Splitting east off the Old Telegraph Track north of Batavia Downs is one of the Cape's most testing tracks, featuring water crossings, technical driving and sand tracks: Frenchmans Track.
|Grading||Difficult – low range gearing and high ground clearance: take traction aids and recovery gear.|
|Time||Day trip or overnight|
|Distance||179km, Archer River Roadhouse to Moreton Telegraph Station|
|221km, Archer River Roadhouse to Bramwell Junction; 280km, Archer River Roadhouse return.|
|Best time of year||Dry Season (May – October): This track can remain impassable late into the dry season with high rivers and deep mud west of the Wenlock River. Check track conditions with Moreton Telegraph Station.|
|Warnings||Stony and slippery surfaces, steep grades and deep river crossings – not suitable for trailers. Check road conditions before travelling as Frenchmans Track can be impassable after rain.

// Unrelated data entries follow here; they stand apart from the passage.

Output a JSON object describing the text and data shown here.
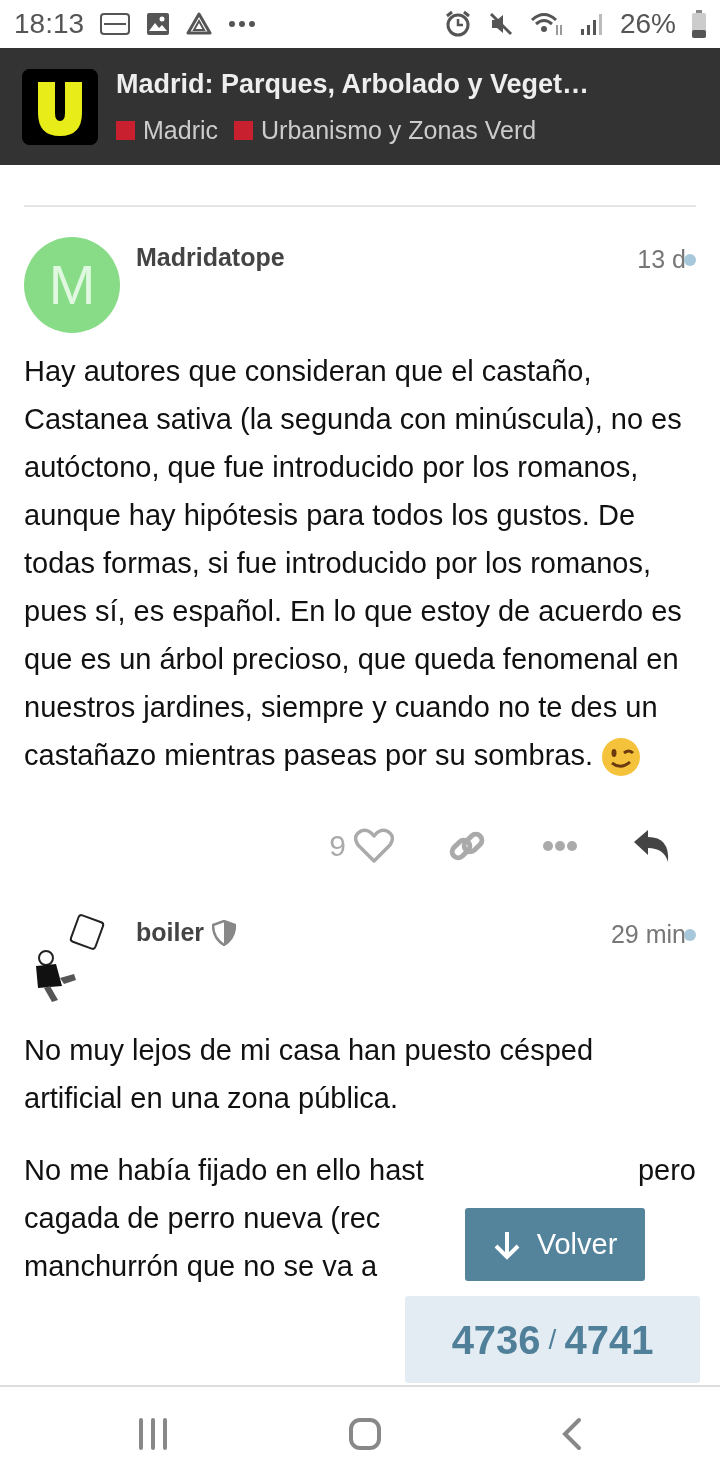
{
  "status_bar": {
    "time": "18:13",
    "battery": "26%"
  },
  "header": {
    "title": "Madrid: Parques, Arbolado y Veget…",
    "categories": [
      {
        "name": "Madric",
        "color": "#c8202e"
      },
      {
        "name": "Urbanismo y Zonas Verd",
        "color": "#c8202e"
      }
    ]
  },
  "posts": [
    {
      "author": "Madridatope",
      "avatar": {
        "kind": "letter",
        "letter": "M"
      },
      "moderator": false,
      "time": "13 d",
      "unread": true,
      "paragraphs": [
        {
          "text": "Hay autores que consideran que el castaño, Castanea sativa (la segunda con minúscula), no es autóctono, que fue introducido por los romanos, aunque hay hipótesis para todos los gustos. De todas formas, si fue introducido por los romanos, pues sí, es español. En lo que estoy de acuerdo es que es un árbol precioso, que queda fenomenal en nuestros jardines, siempre y cuando no te des un castañazo mientras paseas por su sombras.",
          "emoji": true
        }
      ],
      "actions": {
        "likes": "9",
        "liked": false
      }
    },
    {
      "author": "boiler",
      "avatar": {
        "kind": "picture"
      },
      "moderator": true,
      "time": "29 min",
      "unread": true,
      "paragraphs": [
        {
          "text": "No muy lejos de mi casa han puesto césped artificial en una zona pública.",
          "emoji": false
        },
        {
          "lines": [
            [
              "No me había fijado en ello hast",
              "pero"
            ],
            [
              "cagada de perro nueva (rec"
            ],
            [
              "manchurrón que no se va a"
            ]
          ]
        }
      ]
    }
  ],
  "jump_button": {
    "label": "Volver"
  },
  "progress": {
    "current": "4736",
    "separator": "/",
    "total": "4741"
  }
}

Alcohol restrictions apply at Lockhart River, and both Portland Roads Rd and Frenchmans Track are in restricted areas – see www.datsip.qld.gov.au/programs-initiatives/community-alcohol-limits/lockhart-river|
|Permits and fees||None apply|
|Facilities||Archer River Roadhouse, Lockhart River (38km from turnoff to Frenchmans Track), Moreton Telegraph Station (no fuel), Bramwell Junction|
|Camping||Archer River Roadhouse, Moreton Telegraph Station|
|Important contacts||Archer River Roadhouse Ph (07) 4060 3266, Moreton Telegraph Station Ph (07) 4060 3360, Bramwell Junction Ph (07) 4060 3230|
If you are heading north up the Cape, it makes sense to tie in a run with a trip out to Chili Beach in Kutini Payamu (Iron Range) NP or the Lockhart River community. The eastern end of Frenchmans Track shoots north off the Lockhart River Rd 69km from Peninsula Developmental Rd (The Lockhart River community is a 38km detour further east if you need supplies). For the first 6km or so, you travel through white sandy heathland, the track badly corrugated and punctuated by grey termite mounds, with views out over the western remnants of the Iron Range.
Soon the track descends into rainforest and you come to the first real obstacle: the Pascoe River crossing. Deep and rocky with a strong current, the exit on the western bank is a steep, bare rock ascent that can do damage to tyres and running gear if you aren’t careful. The Pascoe crossing requires a careful walking inspection to judge depth and locate transfer case-smashing stones.
The track runs through fairly steep undulating rainforest country in a nearly straight line until you reach the Wenlock River. This ford is easier, with nice bush camping on the eastern bank. The climb back up from the Wenlock is steep and slippery.
The last dozen kilometres to the Telegraph Rd ranges from washed out clay and corrugated sand to wet muddy sections. The western end of the track comes out 22km south of Moreton Telegraph Station.
Things to do
The track can be done in one day easily if you start early, but an camp in the area should be planned if travelling to the track from a distance.
If you have the time it is worth taking the trip out to explore Kutini Payamu National Park.
Frenchmans Track was probably built by an enterprising gold miner looking for an alternate route to the Iron Range goldfields. The goldfields were discovered by John ‘Jack’ Gordon in 1934, leading eventually to the construction of the Portland Roads jetty.